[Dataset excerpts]
= = = = =

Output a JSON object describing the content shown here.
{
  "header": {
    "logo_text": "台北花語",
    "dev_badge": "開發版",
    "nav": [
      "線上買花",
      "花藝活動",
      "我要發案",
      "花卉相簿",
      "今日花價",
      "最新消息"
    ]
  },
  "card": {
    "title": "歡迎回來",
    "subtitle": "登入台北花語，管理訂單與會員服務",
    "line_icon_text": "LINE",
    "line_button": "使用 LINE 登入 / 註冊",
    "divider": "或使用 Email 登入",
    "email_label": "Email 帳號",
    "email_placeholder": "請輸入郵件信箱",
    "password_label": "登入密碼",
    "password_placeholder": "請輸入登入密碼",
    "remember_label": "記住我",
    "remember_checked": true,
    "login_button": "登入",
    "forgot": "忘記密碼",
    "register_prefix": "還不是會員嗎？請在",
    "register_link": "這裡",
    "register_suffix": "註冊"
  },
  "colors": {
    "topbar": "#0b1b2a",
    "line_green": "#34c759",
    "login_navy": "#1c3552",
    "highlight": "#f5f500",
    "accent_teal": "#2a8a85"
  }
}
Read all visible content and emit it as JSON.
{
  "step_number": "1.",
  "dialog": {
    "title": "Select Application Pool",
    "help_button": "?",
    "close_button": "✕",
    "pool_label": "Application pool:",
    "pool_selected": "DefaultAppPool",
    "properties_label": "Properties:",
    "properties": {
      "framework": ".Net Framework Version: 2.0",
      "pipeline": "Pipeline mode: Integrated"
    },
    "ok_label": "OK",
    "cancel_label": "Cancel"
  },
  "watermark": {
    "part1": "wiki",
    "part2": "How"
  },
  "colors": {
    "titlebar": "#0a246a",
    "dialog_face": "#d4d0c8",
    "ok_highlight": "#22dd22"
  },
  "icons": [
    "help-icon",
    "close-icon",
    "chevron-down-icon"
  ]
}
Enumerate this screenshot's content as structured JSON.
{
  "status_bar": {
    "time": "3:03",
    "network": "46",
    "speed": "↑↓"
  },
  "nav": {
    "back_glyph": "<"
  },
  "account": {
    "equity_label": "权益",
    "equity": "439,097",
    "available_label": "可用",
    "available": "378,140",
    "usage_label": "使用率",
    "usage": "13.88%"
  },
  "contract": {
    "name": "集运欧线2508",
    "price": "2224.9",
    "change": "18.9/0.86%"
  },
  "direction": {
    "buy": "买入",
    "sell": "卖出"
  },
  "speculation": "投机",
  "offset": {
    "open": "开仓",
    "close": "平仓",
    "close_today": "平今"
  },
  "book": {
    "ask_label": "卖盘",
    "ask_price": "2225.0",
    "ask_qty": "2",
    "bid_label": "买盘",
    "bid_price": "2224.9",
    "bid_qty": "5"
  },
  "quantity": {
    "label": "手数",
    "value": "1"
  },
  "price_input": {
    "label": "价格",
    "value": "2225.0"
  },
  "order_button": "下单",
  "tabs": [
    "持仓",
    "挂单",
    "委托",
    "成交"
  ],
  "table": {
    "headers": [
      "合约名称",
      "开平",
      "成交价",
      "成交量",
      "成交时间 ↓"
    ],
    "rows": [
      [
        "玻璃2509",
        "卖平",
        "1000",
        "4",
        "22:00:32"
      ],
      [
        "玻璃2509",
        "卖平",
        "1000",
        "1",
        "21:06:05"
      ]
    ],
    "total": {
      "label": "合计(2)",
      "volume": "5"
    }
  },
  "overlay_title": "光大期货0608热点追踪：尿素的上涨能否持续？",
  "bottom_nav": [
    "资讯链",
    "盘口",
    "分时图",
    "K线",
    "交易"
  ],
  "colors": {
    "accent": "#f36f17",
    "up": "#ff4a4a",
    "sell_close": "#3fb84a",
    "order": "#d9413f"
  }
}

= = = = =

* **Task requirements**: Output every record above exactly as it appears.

* **Result**:
Output a JSON object describing the content shown here.
{
  "header": {
    "logo_text": "台北花語",
    "dev_badge": "開發版",
    "nav": [
      "線上買花",
      "花藝活動",
      "我要發案",
      "花卉相簿",
      "今日花價",
      "最新消息"
    ]
  },
  "card": {
    "title": "歡迎回來",
    "subtitle": "登入台北花語，管理訂單與會員服務",
    "line_icon_text": "LINE",
    "line_button": "使用 LINE 登入 / 註冊",
    "divider": "或使用 Email 登入",
    "email_label": "Email 帳號",
    "email_placeholder": "請輸入郵件信箱",
    "password_label": "登入密碼",
    "password_placeholder": "請輸入登入密碼",
    "remember_label": "記住我",
    "remember_checked": true,
    "login_button": "登入",
    "forgot": "忘記密碼",
    "register_prefix": "還不是會員嗎？請在",
    "register_link": "這裡",
    "register_suffix": "註冊"
  },
  "colors": {
    "topbar": "#0b1b2a",
    "line_green": "#34c759",
    "login_navy": "#1c3552",
    "highlight": "#f5f500",
    "accent_teal": "#2a8a85"
  }
}
Read all visible content and emit it as JSON.
{
  "step_number": "1.",
  "dialog": {
    "title": "Select Application Pool",
    "help_button": "?",
    "close_button": "✕",
    "pool_label": "Application pool:",
    "pool_selected": "DefaultAppPool",
    "properties_label": "Properties:",
    "properties": {
      "framework": ".Net Framework Version: 2.0",
      "pipeline": "Pipeline mode: Integrated"
    },
    "ok_label": "OK",
    "cancel_label": "Cancel"
  },
  "watermark": {
    "part1": "wiki",
    "part2": "How"
  },
  "colors": {
    "titlebar": "#0a246a",
    "dialog_face": "#d4d0c8",
    "ok_highlight": "#22dd22"
  },
  "icons": [
    "help-icon",
    "close-icon",
    "chevron-down-icon"
  ]
}
Enumerate this screenshot's content as structured JSON.
{
  "status_bar": {
    "time": "3:03",
    "network": "46",
    "speed": "↑↓"
  },
  "nav": {
    "back_glyph": "<"
  },
  "account": {
    "equity_label": "权益",
    "equity": "439,097",
    "available_label": "可用",
    "available": "378,140",
    "usage_label": "使用率",
    "usage": "13.88%"
  },
  "contract": {
    "name": "集运欧线2508",
    "price": "2224.9",
    "change": "18.9/0.86%"
  },
  "direction": {
    "buy": "买入",
    "sell": "卖出"
  },
  "speculation": "投机",
  "offset": {
    "open": "开仓",
    "close": "平仓",
    "close_today": "平今"
  },
  "book": {
    "ask_label": "卖盘",
    "ask_price": "2225.0",
    "ask_qty": "2",
    "bid_label": "买盘",
    "bid_price": "2224.9",
    "bid_qty": "5"
  },
  "quantity": {
    "label": "手数",
    "value": "1"
  },
  "price_input": {
    "label": "价格",
    "value": "2225.0"
  },
  "order_button": "下单",
  "tabs": [
    "持仓",
    "挂单",
    "委托",
    "成交"
  ],
  "table": {
    "headers": [
      "合约名称",
      "开平",
      "成交价",
      "成交量",
      "成交时间 ↓"
    ],
    "rows": [
      [
        "玻璃2509",
        "卖平",
        "1000",
        "4",
        "22:00:32"
      ],
      [
        "玻璃2509",
        "卖平",
        "1000",
        "1",
        "21:06:05"
      ]
    ],
    "total": {
      "label": "合计(2)",
      "volume": "5"
    }
  },
  "overlay_title": "光大期货0608热点追踪：尿素的上涨能否持续？",
  "bottom_nav": [
    "资讯链",
    "盘口",
    "分时图",
    "K线",
    "交易"
  ],
  "colors": {
    "accent": "#f36f17",
    "up": "#ff4a4a",
    "sell_close": "#3fb84a",
    "order": "#d9413f"
  }
}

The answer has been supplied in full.